Windows £#$%ing 10 yet again!
Well, well, well, just when I thought it was safe … Two days ago I observed to a friend, ‘Windows 10 seems to have settled down now; it seems to be working perfectly at last.’ But the immortal gods, or rather those chaps at Microsoft must have been listening. What happened yesterday? The start menu failed … yet again.
The symptoms were identical with previous episodes (four now, I think). I booted the pc up and it seemed to take longer than usual. I opened my browser – Firefox – to be told it was not the default browser (it opened, nevertheless, with no problem at all). I tried the start menu – fatal error.
I ran the fixes as before; now the start menu still does not work although no fatal error when I try to enable it, but the system refuses to recognize Firefox as a browser and Microsoft Cloud has disappeared.
After Easter, I propose to telephone Microsoft and demand a fix.

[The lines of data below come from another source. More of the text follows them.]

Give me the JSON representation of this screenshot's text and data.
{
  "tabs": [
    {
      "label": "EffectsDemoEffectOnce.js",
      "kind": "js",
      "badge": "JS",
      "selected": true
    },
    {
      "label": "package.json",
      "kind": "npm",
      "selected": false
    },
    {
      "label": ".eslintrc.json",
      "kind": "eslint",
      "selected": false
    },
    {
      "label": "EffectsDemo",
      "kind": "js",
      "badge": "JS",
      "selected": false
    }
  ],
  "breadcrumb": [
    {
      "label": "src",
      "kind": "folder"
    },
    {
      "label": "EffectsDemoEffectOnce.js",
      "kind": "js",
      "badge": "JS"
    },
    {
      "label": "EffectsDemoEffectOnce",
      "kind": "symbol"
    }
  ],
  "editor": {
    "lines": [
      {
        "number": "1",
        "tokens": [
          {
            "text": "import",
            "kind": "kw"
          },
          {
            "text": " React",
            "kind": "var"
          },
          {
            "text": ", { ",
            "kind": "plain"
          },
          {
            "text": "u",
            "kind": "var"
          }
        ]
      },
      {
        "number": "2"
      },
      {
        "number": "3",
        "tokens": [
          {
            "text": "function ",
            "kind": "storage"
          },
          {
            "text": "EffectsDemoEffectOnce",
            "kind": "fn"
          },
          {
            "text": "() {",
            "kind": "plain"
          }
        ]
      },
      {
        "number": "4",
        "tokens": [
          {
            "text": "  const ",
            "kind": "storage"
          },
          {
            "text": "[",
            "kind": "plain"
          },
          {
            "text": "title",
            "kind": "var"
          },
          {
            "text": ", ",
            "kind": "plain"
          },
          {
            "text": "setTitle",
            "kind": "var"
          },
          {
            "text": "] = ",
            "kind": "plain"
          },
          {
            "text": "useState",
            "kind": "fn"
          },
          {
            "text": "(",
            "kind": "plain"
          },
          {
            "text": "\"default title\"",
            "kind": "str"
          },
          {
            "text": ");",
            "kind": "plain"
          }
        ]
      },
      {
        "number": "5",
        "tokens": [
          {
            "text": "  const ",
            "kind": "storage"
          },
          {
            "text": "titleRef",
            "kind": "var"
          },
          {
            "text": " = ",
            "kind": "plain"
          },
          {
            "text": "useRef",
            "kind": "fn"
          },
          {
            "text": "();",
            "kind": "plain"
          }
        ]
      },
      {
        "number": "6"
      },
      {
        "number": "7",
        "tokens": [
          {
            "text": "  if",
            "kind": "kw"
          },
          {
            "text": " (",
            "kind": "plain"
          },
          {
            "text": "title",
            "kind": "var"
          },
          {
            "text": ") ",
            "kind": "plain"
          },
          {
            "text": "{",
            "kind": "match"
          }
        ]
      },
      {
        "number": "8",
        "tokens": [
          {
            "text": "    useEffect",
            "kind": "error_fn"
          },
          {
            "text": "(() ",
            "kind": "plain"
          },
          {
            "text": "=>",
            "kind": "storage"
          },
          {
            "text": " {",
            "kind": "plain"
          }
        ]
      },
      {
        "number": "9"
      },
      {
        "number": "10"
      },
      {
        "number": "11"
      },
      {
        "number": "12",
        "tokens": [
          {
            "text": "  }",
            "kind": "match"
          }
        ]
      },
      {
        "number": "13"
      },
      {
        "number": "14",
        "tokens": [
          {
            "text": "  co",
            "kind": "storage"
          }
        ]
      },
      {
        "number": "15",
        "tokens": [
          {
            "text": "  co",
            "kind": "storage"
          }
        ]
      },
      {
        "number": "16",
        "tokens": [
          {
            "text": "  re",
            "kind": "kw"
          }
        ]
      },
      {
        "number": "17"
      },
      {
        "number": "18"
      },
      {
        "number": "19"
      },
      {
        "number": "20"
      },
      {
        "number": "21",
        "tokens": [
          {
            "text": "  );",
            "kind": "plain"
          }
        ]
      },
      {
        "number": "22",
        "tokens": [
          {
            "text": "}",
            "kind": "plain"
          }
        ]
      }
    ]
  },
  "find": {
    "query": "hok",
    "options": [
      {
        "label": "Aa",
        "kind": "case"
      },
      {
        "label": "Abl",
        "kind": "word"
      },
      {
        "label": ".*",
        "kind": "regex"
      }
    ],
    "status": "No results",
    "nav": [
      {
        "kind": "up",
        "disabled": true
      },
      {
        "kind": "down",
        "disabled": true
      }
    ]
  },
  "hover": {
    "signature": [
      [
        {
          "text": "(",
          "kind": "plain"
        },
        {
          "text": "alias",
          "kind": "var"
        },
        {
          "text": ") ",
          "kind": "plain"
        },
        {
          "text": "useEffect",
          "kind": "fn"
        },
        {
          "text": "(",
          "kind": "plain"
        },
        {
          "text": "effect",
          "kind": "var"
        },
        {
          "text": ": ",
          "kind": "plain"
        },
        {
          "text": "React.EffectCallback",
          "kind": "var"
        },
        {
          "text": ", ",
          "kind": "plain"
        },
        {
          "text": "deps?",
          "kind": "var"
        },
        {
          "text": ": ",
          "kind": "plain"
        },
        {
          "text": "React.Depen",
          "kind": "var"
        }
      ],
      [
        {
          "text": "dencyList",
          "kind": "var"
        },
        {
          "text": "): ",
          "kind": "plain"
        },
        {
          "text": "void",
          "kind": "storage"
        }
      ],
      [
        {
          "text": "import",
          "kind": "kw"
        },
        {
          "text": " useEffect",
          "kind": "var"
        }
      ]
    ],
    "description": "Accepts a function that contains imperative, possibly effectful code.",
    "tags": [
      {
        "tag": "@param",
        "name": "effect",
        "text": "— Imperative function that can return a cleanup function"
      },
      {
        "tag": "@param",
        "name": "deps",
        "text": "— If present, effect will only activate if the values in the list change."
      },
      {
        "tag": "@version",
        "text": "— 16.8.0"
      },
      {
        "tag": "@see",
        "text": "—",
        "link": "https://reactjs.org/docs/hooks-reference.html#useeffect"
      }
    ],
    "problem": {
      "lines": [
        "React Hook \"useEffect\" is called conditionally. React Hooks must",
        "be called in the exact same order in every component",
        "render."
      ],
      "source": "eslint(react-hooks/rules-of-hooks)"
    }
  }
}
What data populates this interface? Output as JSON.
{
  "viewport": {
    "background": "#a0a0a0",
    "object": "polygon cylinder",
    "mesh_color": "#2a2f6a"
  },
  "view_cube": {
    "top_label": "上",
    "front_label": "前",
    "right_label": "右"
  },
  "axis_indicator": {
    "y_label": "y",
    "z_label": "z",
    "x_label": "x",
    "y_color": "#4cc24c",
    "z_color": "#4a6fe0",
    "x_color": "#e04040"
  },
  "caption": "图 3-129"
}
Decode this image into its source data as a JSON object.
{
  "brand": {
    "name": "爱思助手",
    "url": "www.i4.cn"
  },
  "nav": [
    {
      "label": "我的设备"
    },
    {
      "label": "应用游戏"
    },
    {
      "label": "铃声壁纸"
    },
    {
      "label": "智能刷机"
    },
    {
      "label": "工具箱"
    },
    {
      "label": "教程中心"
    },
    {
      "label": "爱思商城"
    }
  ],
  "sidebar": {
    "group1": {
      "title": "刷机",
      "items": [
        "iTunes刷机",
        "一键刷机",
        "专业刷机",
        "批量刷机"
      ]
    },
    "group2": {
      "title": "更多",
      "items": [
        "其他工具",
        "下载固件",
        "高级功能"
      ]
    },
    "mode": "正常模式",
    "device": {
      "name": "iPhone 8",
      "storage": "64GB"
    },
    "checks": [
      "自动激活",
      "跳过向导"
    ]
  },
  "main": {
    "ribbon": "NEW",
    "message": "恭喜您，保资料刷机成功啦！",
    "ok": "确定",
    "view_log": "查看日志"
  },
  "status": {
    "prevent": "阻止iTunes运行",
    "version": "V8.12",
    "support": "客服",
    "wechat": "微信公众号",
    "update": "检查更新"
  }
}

More than six months after the ‘upgrade’ and the system still fails; not in some minor, esoteric detail, but in the basic function that allows access to the system. I really do not know how those buggers get away with it.
It is impossible not to get a buzz from just being in the West End. And one of the great advantages of living in Chelmsford, is that it is possible to get to central London in very little more time than it used to take by the Underground when I lived in Ealing.
So I had an interesting day in 'town' yesterday. After lunch I strolled down Charing Cross Road, looking in the second-hand bookshops in search of inspiration. There are far fewer of them now. I imagine that it must be difficult making sufficient money in such an expensive environment.
I did find a gem: A C Grayling, The God Argument. A very well written, sober and accessible account of the case against religion. So much less showy, strident and smug than Dawkins. A real pleasure to read. I also bought an ancient Greek dictionary in Foyles. It turns out that the original Greek for ‘ghost’, as in Holy Ghost in the Gospels, is the word ‘pneuma’, translated (in the order given in the dictionary) as ‘wind, air; breath; life, spirit, mind…’ It started me wondering about the Christian interpretation of this ‘holy wind’ as yet another god.
Then to the National Portrait Gallery – which has been changed around so I had difficulty finding anything familiar. I went to the Victorian Gallery briefly, and did spend some time in the Charlotte Bronte exhibition to commemorate the 200th anniversary of her birth. Finally to the National Gallery, complete with at least three ‘Yodas’ outside together with two others of indeterminate appearance, dressed up for the tourists. The problem is that you see these figures in most major cities and still the tourists flock to gawp at them, apparently fascinated. While sitting inside the gallery looking at Turner’s glorious Fighting Temeraire, I was distracted by a well-dressed middle-aged foreign couple sitting next to me playing idiot computer games on their mobile telephones, said instruments emitting various noises to their great amusement. I really do wonder why some people go to all the expense of travel. I moved to another seat opposite The Hay Wain. Next to me was a young lad with his hood up, exhausted and fast asleep. At least he wasn’t snoring.
I usually end up in room 35 at the National Gallery, where the Turners and Constables live, but I also went next door this time to look at the Impressionists. Pissarro’s painting of Montmartre; wonderful!
Welcome to the Mirli Books blog written by Peter Maggs